    • Your personal information:
      Name (of course), date of birth, address, Social Security number, and even your employment information are all contained within your summary. While these are not relevant to how you are assessed, they are obviously helpful in ensuring accurate information for yourself and for any creditors.
    • Credit accounts:
      This portion contains information about the type of credit cards you have open, as well as any other loans. For example, if you have one Visa, one Mastercard, and a mortgage, all of these things will be listed in this section of your credit report. This section also contains information about when you received the specific accounts, how much you owe, whether you’ve paid on time in the past, and how much your limit is for any open credit cards.
    • Credit inquiries:
      Did you know it’s not just your actual credit that matters – it’s also how much you’ve checked in to see if you can get more credit. This section of the credit report deals with credit “inquiries” – or all the times within the past two years you’ve applied for loans, new cards, or certain types of financing.
    • Public record information:
      This section of the report contains public information directly related to your finances. For example, here you’ll find information about foreclosures, liens and bankruptcies.

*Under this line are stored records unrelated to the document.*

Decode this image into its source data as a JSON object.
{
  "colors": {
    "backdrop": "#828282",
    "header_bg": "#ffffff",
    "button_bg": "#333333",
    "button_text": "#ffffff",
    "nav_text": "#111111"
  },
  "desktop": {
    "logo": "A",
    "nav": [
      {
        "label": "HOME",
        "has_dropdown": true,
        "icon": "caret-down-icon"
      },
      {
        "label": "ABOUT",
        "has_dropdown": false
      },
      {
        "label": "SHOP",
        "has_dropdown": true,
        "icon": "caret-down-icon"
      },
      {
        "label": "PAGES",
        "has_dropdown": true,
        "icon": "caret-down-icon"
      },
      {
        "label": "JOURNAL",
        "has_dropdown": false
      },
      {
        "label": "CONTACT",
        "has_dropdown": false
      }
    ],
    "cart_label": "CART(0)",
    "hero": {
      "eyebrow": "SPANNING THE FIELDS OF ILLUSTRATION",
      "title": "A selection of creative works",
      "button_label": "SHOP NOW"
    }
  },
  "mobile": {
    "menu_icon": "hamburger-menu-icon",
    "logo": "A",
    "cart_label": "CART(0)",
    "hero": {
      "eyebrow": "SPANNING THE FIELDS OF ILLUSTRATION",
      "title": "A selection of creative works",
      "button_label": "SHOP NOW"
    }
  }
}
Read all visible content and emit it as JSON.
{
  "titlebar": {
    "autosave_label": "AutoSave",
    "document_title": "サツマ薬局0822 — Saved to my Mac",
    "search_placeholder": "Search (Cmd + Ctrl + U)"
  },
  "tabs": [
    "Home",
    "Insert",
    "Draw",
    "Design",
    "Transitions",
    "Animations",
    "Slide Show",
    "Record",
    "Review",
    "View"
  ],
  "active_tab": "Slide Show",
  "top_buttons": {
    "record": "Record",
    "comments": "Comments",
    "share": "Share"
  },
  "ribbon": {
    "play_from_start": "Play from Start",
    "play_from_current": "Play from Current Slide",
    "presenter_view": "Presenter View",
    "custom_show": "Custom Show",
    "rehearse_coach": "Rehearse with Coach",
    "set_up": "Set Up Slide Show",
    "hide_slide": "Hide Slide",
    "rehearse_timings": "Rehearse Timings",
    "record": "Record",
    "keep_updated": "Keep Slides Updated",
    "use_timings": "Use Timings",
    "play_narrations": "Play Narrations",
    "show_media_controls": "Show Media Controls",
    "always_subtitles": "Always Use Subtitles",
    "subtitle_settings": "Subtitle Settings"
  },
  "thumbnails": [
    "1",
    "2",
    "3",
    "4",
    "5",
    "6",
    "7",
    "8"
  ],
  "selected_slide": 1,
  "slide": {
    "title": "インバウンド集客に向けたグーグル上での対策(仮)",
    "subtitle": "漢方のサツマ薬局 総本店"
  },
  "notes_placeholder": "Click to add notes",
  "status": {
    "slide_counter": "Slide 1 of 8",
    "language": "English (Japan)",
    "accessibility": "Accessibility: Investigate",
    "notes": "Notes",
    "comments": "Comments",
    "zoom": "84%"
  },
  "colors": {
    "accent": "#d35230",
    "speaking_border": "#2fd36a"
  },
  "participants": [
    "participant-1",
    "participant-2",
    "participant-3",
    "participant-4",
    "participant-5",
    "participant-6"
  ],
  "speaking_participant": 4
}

Why get your free report?

It’s always a good idea to check on your details from time to time to make sure everything is as it should be. Even something you had no idea about, like a fraudulently opened line of credit, can make a huge difference on your report!
Rather than be surprised the next time you are applying for something that requires good credit, it’s better to be on top of exactly what’s happening with your credit report as much as you can. This way, if you spot any issues, you’ll be able to start working on getting them corrected before they negatively affect your life.

How to get your free summary

Now that you know what’s in your summary and why it may be important, let’s talk about how you can go about getting your free report.

Most people don’t know that there are only three “official” reporting agencies. The names of these reporting agencies are Experian, Equifax, and TransUnion. Because there are only three official reporting agencies, they banded together to create a website where consumers can easily access their own details.

At, you are entitled to get one free report every twelve months from each of the companies. You don’t have to get one from each, you could just get one credit report, but it might be beneficial to do one from each. Why would you want one from each? Well, they each have slightly different information.

  • Experian:
    Experian gives you information back for almost 7 years – 81 months to be exact. It’s most important feature is that it lets you know when something is no longer going to matter for your credit – i.e. over a long time, certain things stop mattering to your credit history. Experian gives you this information
  • Equifax:
    Equifax also gives information for 81 months back. It tells you what accounts are open and closed, as well as your “behavior” on each of the accounts (i.e., did you pay on time, were any accounts overdue, etc.)
  • TransUnion:
    TransUnion gives detailed monthly information, such as balances and payment, rather than just overall information for the specific accounts. They also let you update employment information directly through their website – a helpful perk!

When you go to, you can request to have the report sent to you online or by mail. The federal Fair Credit Report Act says that you are entitled to this information once every 12 months.
Keep in mind that is the only “official” source of reporting information. There are other websites that will allow you to get a free credit report, or a portion of the information that makes up a free credit report, but is the only one put together by the three big reporting agencies and it’s recommended by the FTC,, or Federal Trade Commission. If you’d like, you can even call at 1-877-322-8228.
Check in with your credit every so often to make sure everything looks right and that you’re on track to continue your good credit history. It’s easy, free, and you’ll be glad you did.